**TRY IT**
The answer is every line of the records that holds the word "Corporate", copied in full.

Stored data entries:
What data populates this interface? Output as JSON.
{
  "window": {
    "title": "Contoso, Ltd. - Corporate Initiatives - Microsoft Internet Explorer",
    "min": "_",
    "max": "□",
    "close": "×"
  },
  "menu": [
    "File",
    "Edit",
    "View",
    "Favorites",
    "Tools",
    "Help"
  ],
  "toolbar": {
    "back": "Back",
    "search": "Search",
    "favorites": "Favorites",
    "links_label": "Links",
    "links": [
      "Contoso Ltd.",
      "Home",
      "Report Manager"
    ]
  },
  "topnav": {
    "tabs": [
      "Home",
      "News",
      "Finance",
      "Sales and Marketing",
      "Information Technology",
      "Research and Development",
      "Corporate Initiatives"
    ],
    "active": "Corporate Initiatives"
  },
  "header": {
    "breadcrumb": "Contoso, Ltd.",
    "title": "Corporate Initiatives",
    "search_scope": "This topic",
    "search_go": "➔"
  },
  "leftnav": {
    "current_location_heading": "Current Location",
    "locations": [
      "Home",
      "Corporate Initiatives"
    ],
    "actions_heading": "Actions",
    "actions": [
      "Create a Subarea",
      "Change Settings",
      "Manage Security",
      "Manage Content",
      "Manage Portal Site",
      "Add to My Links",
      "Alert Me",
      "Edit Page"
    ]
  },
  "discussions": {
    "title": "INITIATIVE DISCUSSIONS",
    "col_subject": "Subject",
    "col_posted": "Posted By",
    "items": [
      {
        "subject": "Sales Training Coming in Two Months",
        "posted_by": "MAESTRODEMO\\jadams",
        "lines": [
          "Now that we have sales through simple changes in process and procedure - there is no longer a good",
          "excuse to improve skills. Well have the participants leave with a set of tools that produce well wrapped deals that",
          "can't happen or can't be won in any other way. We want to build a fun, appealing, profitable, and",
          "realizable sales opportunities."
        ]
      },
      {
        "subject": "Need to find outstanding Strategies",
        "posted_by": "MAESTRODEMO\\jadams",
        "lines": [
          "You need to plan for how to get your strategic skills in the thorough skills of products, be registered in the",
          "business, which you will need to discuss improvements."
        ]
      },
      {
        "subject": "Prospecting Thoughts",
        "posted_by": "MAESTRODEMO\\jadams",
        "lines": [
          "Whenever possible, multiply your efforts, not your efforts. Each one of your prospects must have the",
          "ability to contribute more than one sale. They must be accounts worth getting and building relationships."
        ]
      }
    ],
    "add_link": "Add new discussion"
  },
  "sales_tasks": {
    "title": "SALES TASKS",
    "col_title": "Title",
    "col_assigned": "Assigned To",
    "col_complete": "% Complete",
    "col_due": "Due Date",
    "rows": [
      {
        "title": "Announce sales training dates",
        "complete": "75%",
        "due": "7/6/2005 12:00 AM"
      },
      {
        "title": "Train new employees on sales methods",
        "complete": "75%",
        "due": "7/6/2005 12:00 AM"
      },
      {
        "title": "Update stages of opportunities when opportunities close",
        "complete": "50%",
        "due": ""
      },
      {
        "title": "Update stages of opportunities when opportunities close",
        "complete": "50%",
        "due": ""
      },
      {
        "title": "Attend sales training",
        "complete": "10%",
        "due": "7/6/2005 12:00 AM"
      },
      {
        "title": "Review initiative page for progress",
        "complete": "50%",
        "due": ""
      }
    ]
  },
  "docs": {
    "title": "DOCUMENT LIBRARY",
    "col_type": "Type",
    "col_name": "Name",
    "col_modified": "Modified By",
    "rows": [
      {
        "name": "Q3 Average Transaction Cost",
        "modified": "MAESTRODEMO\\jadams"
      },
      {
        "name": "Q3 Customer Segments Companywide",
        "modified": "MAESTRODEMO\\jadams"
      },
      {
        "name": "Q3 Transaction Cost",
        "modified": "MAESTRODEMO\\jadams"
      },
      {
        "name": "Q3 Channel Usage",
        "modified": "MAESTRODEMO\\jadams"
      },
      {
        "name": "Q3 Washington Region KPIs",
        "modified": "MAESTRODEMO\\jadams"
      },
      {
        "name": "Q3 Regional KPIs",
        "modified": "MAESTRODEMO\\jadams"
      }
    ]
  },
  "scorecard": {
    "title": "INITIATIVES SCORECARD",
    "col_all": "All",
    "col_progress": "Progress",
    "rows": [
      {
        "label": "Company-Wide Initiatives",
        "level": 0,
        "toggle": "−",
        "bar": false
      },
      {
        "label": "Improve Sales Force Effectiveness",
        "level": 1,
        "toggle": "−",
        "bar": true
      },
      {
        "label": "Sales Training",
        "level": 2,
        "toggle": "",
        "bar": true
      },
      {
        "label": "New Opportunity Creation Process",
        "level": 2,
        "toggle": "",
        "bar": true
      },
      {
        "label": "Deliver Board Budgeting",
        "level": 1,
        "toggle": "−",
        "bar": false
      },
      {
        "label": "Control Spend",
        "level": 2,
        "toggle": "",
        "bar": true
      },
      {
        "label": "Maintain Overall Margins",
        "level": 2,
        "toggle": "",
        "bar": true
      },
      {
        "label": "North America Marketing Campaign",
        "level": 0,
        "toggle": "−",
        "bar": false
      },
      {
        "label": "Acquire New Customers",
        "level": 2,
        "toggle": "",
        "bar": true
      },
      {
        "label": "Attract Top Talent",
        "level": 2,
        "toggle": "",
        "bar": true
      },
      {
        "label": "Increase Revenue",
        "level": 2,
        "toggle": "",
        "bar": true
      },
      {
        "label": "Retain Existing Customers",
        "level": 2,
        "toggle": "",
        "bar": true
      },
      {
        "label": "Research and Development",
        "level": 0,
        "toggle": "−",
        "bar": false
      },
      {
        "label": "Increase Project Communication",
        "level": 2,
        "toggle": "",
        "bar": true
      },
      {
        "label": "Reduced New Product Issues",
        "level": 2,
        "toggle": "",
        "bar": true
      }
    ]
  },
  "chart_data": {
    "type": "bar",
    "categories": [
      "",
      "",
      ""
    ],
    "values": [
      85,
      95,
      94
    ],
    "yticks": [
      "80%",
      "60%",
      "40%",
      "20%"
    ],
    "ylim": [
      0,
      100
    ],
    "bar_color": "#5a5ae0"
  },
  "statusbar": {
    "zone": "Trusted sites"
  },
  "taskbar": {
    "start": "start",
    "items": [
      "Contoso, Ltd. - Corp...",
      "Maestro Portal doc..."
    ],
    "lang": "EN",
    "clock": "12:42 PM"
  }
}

**ANSWER SPACE**
    "title": "Contoso, Ltd. - Corporate Initiatives - Microsoft Internet Explorer",
      "Corporate Initiatives"
    "active": "Corporate Initiatives"
    "title": "Corporate Initiatives",
      "Corporate Initiatives"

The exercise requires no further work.